Most of the ingredients in Pozolillo are sourced in Michoacán, it was Tariácuri’s favorite dish. He started wars from a very young age and had his first-born son murdered because he was a drunk and did not deserve to inherit his kingdom. Talk about tough parenting! Making his nephew his heir.

Tariácuri had three wives and many women in his house who cooked for him amazing feasts, as it was customary for emperors in prehispanic times. The origins of Mexican cuisine can be traced back to our prehispanic civilizations, who firmly believed the richness of food can enrich the spirit and body of a person through various sensory perceptions like taste, smell, and touch. Tariacuri’s wives, who he called mothers -probably because of how they took care of him- would go great lengths to make him happy.

Pozolillo’s main ingredient is corn, and what makes it different from pozole is the type of corn. Corn, the staple diet of Mexicans, forms a part of the majority of our meals in some manner. Meat products were always consumed with great vigor, and formed an integral part of Mexican food culture. Cacahuazintle is the name of an old heirloom variety of white dent maize (corn) originating in Mexico. It has a large ear with grains that are more white, round, and tender than the typical field corn grain. The dried grains are soaked and/or cooked in water with lime or wood ash, then rinsed thoroughly to remove the outer seed coat as well as any traces of the alkali salts (from the lime or ash)—this is an ancient process called nixtamalization. When boiling the grains, they open by themselves like a flower, and a loose foam appears. This creates a fresh, wet hominy, used in pozole. The corn used in Pozolillo is regular white corn.

This is a great dish if you love pozole but are a little intimidated by the Cacahuazintle!

Ingredients:

6 pieces of White corn (only the grains)

1 pound of green tomatoes

1 chicken breast, cooked and shredded

½ pound of pork meat, cooked and shredded (depends on your preference, I use loin)

1 poblano pepper, seeded and deveined

1 bunch of cilantro

3 cloves of garlic

Meat broth (from the chicken and pork you already cooked) about 4 cups depending on desired thickness

Salt and pepper to taste

To garnish:

1 lettuce, sliced (I like iceberg for this, for its crisp)

Limes

Tostadas

Chopped onion (to preference)

Sliced radishes

Serrano peppers, sliced or chopped, if you like heat

Procedure:

    •    In a large pot, boil chicken and pork.

    •    In a blender, puree green tomatoes, poblano pepper, cilantro, garlic, and salt and pepper.

    •    When cooked, remove the meat from the pot, and add the puree. You can strain it if you like.

    •    Add the corn grains, cook until tender.

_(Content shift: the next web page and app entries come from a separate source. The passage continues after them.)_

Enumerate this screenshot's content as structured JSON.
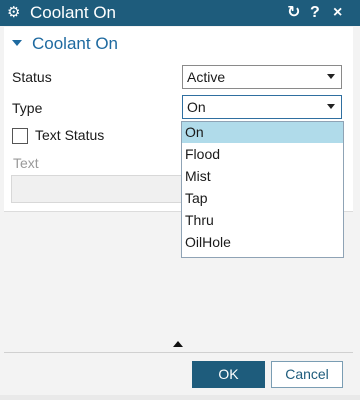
{
  "window": {
    "title": "Coolant On",
    "icon": "gear-icon",
    "reset_icon": "↻",
    "help_label": "?",
    "close_label": "×"
  },
  "group": {
    "title": "Coolant On",
    "expanded": true
  },
  "status": {
    "label": "Status",
    "value": "Active"
  },
  "type": {
    "label": "Type",
    "value": "On",
    "options": [
      "On",
      "Flood",
      "Mist",
      "Tap",
      "Thru",
      "OilHole"
    ],
    "selected_index": 0
  },
  "text_status": {
    "label": "Text Status",
    "checked": false
  },
  "text": {
    "label": "Text",
    "value": "",
    "enabled": false
  },
  "footer": {
    "ok_label": "OK",
    "cancel_label": "Cancel"
  },
  "colors": {
    "titlebar": "#1e5c7c",
    "accent": "#1e6aa0",
    "selected_item": "#b0dbea"
  }
}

    •    Let it boil on high for about 20 minutes, then reduce to a simmer. I like to give it a nice time, the more it simmers, the more delicious it is.

    •    Taste for seasoning and adjust.

    •    Serve in a deep bowl! Let everyone dress it to their liking and enjoy!